• What you need to do: Restate the listing below word for word; no pictures belong in the copy.

**** Data for this exercise ****

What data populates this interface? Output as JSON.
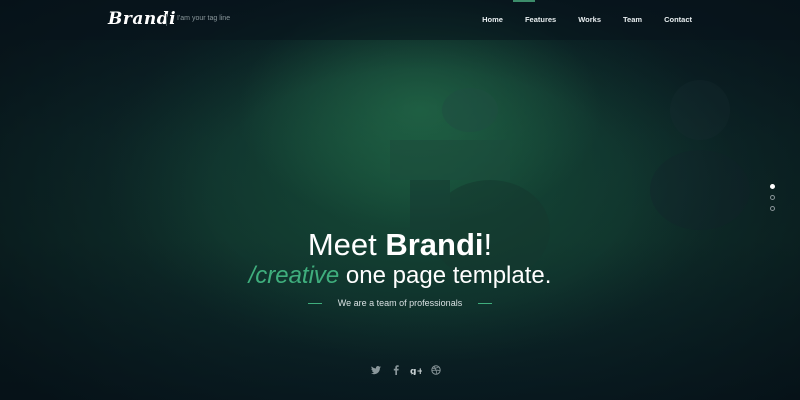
{
  "header": {
    "logo": "Brandi",
    "tagline": "I'am your tag line",
    "nav": [
      "Home",
      "Features",
      "Works",
      "Team",
      "Contact"
    ]
  },
  "hero": {
    "headline_prefix": "Meet ",
    "headline_brand": "Brandi",
    "headline_suffix": "!",
    "subheadline_accent": "/creative",
    "subheadline_rest": " one page template.",
    "tagline": "We are a team of professionals"
  },
  "social": [
    "twitter-icon",
    "facebook-icon",
    "google-plus-icon",
    "dribbble-icon"
  ],
  "slider": {
    "count": 3,
    "active": 1
  },
  "colors": {
    "accent": "#3fae7d",
    "background": "#0b1f22"
  }
}
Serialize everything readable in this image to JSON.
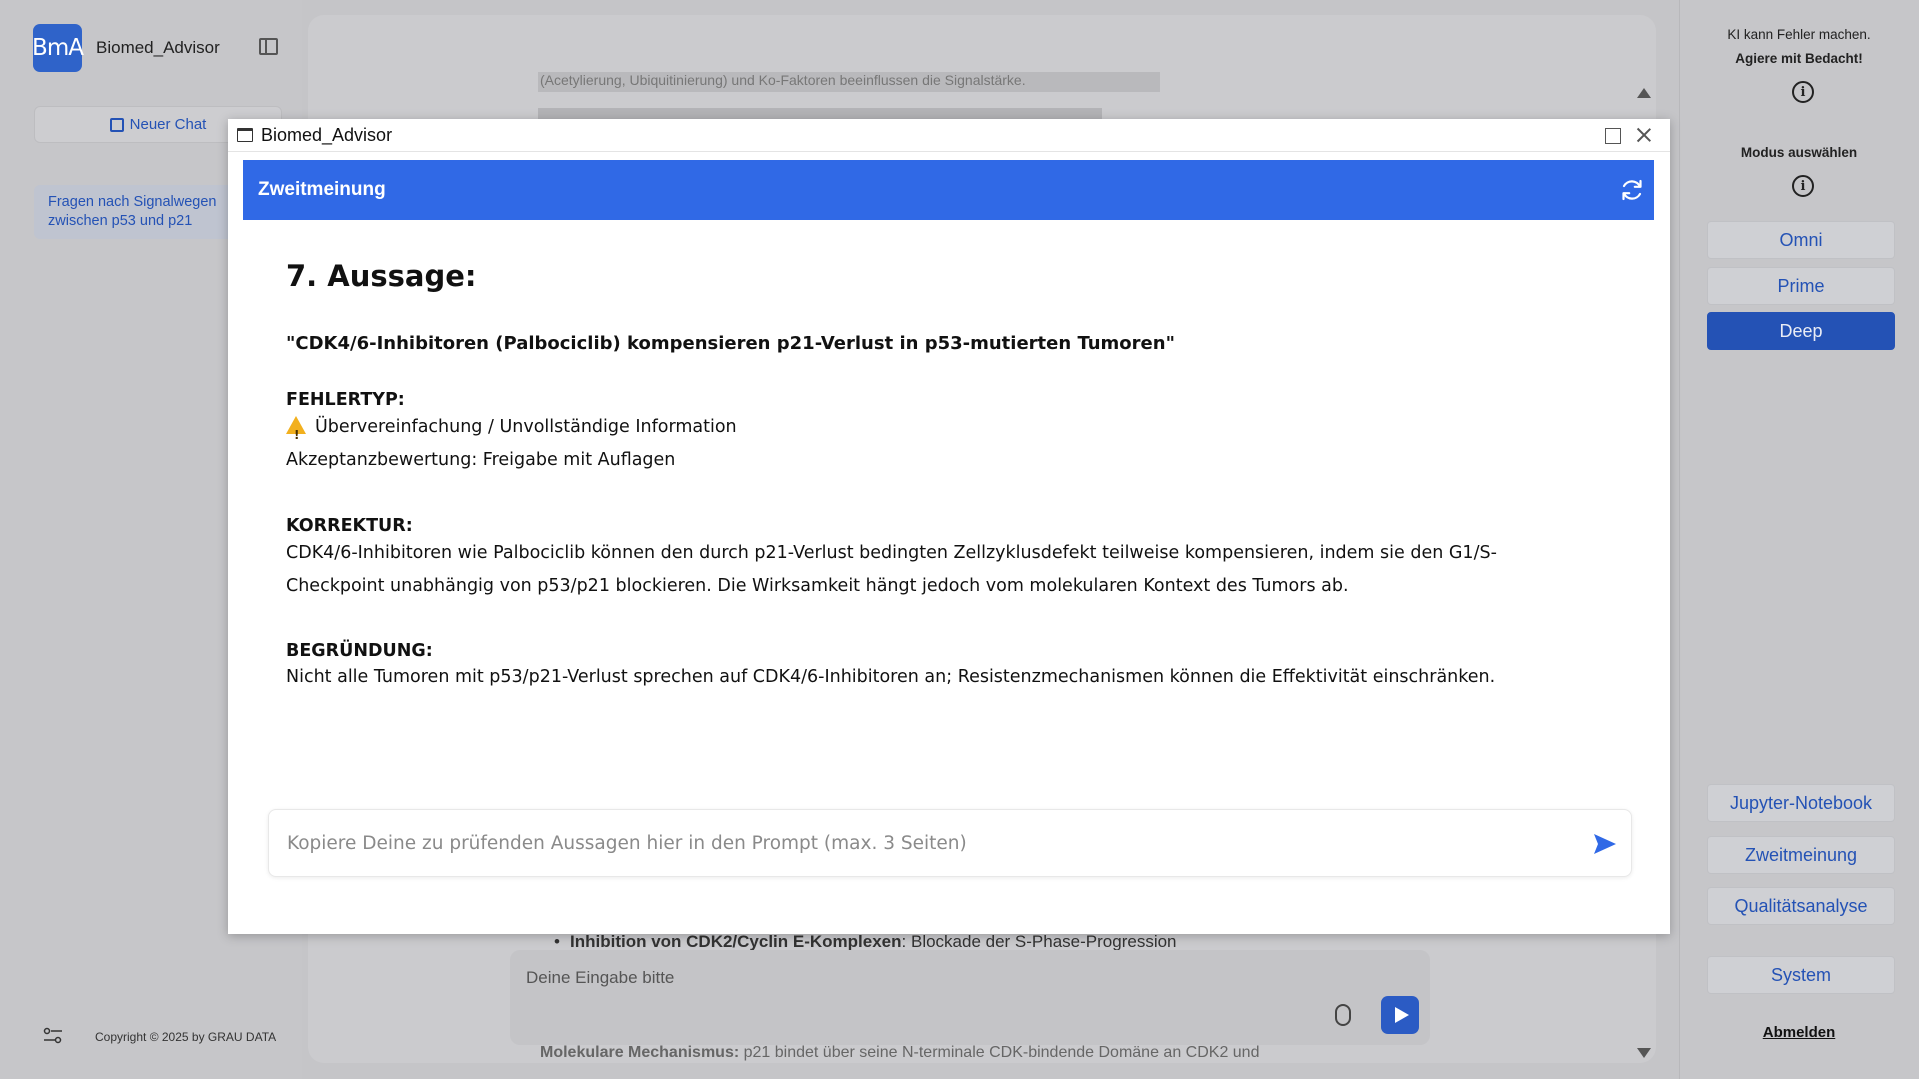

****

• Result of the exercise:
What data populates this interface? Output as JSON.
{
  "header": {
    "logo": "Brandi",
    "tagline": "I'am your tag line",
    "nav": [
      "Home",
      "Features",
      "Works",
      "Team",
      "Contact"
    ]
  },
  "hero": {
    "headline_prefix": "Meet ",
    "headline_brand": "Brandi",
    "headline_suffix": "!",
    "subheadline_accent": "/creative",
    "subheadline_rest": " one page template.",
    "tagline": "We are a team of professionals"
  },
  "social": [
    "twitter-icon",
    "facebook-icon",
    "google-plus-icon",
    "dribbble-icon"
  ],
  "slider": {
    "count": 3,
    "active": 1
  },
  "colors": {
    "accent": "#3fae7d",
    "background": "#0b1f22"
  }
}
Serialize everything readable in this image to JSON.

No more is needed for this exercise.